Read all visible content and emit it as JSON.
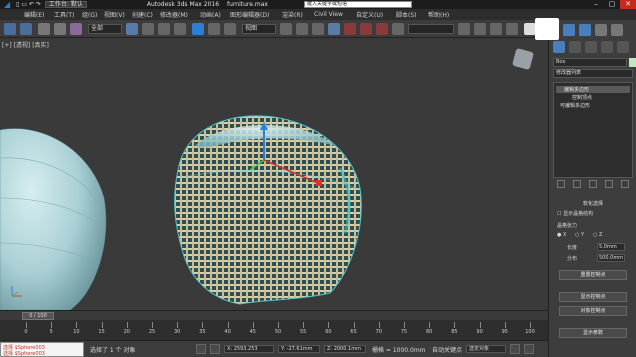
{
  "title_bar": {
    "tabs": [
      "工作台: 默认",
      "Autodesk 3ds Max 2016",
      "furniture.max"
    ],
    "search_placeholder": "键入关键字或短语"
  },
  "menu": {
    "items": [
      "编辑(E)",
      "工具(T)",
      "组(G)",
      "视图(V)",
      "创建(C)",
      "修改器(M)",
      "动画(A)",
      "图形编辑器(D)",
      "渲染(R)",
      "Civil View",
      "自定义(U)",
      "脚本(S)",
      "帮助(H)"
    ]
  },
  "toolbar": {
    "selection_filter": "全部",
    "reference_coord": "视图"
  },
  "viewport": {
    "label": "[+] [透视] [真实]"
  },
  "command_panel": {
    "object_name": "Box",
    "modifier_list": "修改器列表",
    "stack_items": [
      "编辑多边形",
      "控制顶点",
      "可编辑多边形"
    ],
    "rollout_title": "软化选择",
    "checkbox_label": "显示晶格结构",
    "tension_label": "晶格张力",
    "axis_labels": [
      "X",
      "Y",
      "Z"
    ],
    "width_label": "长度",
    "width_value": "5.0mm",
    "length_label": "分布",
    "length_value": "500.0mm",
    "buttons": [
      "重置控制点",
      "显示控制点",
      "对象控制点",
      "显示参数"
    ]
  },
  "timeline": {
    "slider_label": "0 / 100",
    "ticks": [
      "0",
      "5",
      "10",
      "15",
      "20",
      "25",
      "30",
      "35",
      "40",
      "45",
      "50",
      "55",
      "60",
      "65",
      "70",
      "75",
      "80",
      "85",
      "90",
      "95",
      "100"
    ]
  },
  "status": {
    "maxscript_lines": [
      "选择 $Sphere003",
      "选择 $Sphere003"
    ],
    "selection_text": "选择了 1 个 对象",
    "x_field": "X: 2593.253",
    "y_field": "Y: -27.61mm",
    "z_field": "Z: 2000.1mm",
    "grid_field": "栅格 = 1000.0mm",
    "autokey_label": "自动关键点",
    "selected_dropdown": "选定对象"
  },
  "colors": {
    "accent": "#2d7fd6",
    "sphere": "#a9cfd4",
    "lattice": "#d8cfa8"
  }
}
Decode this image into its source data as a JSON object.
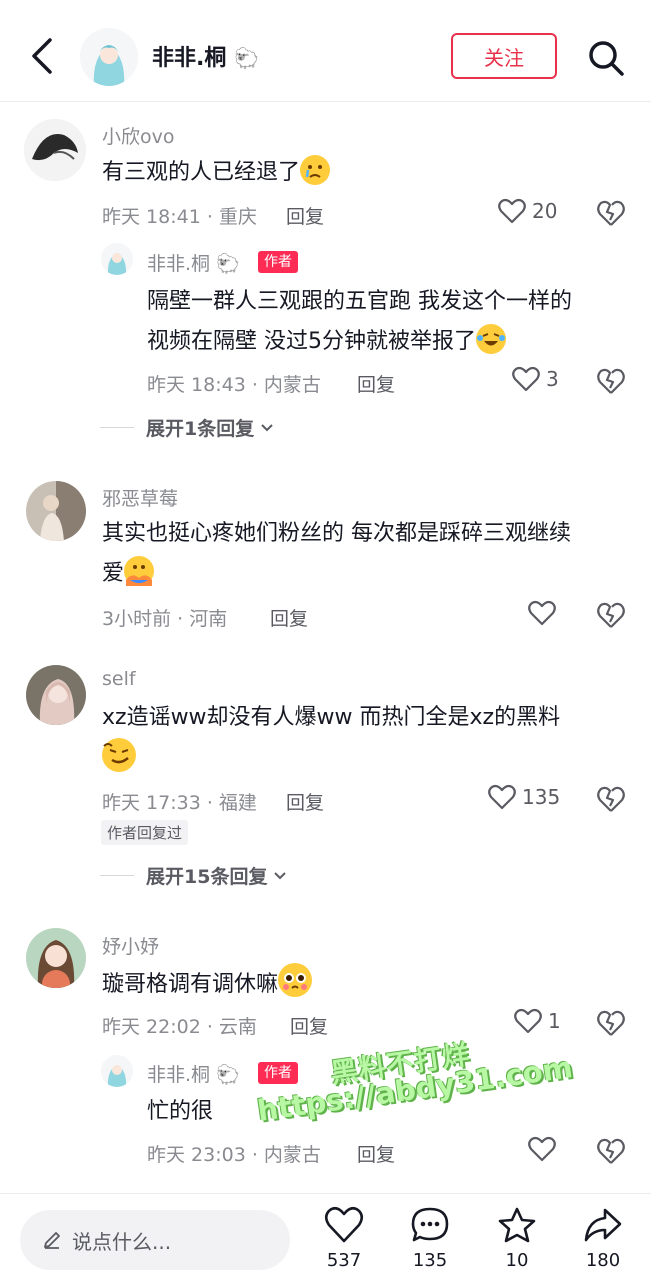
{
  "header": {
    "name": "非非.桐",
    "follow_label": "关注"
  },
  "comments": [
    {
      "username": "小欣ovo",
      "text": "有三观的人已经退了",
      "emoji": "crying-face",
      "meta": "昨天 18:41 · 重庆",
      "reply_label": "回复",
      "likes": "20",
      "replies": [
        {
          "username": "非非.桐",
          "author_tag": "作者",
          "text_line1": "隔壁一群人三观跟的五官跑 我发这个一样的",
          "text_line2": "视频在隔壁 没过5分钟就被举报了",
          "emoji": "laughing-crying-face",
          "meta": "昨天 18:43 · 内蒙古",
          "reply_label": "回复",
          "likes": "3"
        }
      ],
      "expand_label": "展开1条回复"
    },
    {
      "username": "邪恶草莓",
      "text_line1": "其实也挺心疼她们粉丝的 每次都是踩碎三观继续",
      "text_line2": "爱",
      "emoji": "hugging-face",
      "meta": "3小时前 · 河南",
      "reply_label": "回复",
      "likes": ""
    },
    {
      "username": "self",
      "text_line1": "xz造谣ww却没有人爆ww 而热门全是xz的黑料",
      "emoji": "smirk-face",
      "meta": "昨天 17:33 · 福建",
      "reply_label": "回复",
      "likes": "135",
      "author_replied_tag": "作者回复过",
      "expand_label": "展开15条回复"
    },
    {
      "username": "妤小妤",
      "text": "璇哥格调有调休嘛",
      "emoji": "pleading-face",
      "meta": "昨天 22:02 · 云南",
      "reply_label": "回复",
      "likes": "1",
      "replies": [
        {
          "username": "非非.桐",
          "author_tag": "作者",
          "text": "忙的很",
          "meta": "昨天 23:03 · 内蒙古",
          "reply_label": "回复",
          "likes": ""
        }
      ]
    }
  ],
  "watermark": {
    "line1": "黑料不打烊",
    "line2": "https://abdy31.com"
  },
  "bottom_bar": {
    "input_placeholder": "说点什么...",
    "likes": "537",
    "comments": "135",
    "favorites": "10",
    "shares": "180"
  },
  "colors": {
    "accent": "#fe2c55",
    "follow_border": "#e8324d",
    "meta_text": "#8a8b91"
  }
}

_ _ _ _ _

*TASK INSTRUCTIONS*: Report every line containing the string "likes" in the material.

*WRITTEN ANSWER*:
      "likes": "20",
          "likes": "3"
      "likes": ""
      "likes": "135",
      "likes": "1",
          "likes": ""
    "likes": "537",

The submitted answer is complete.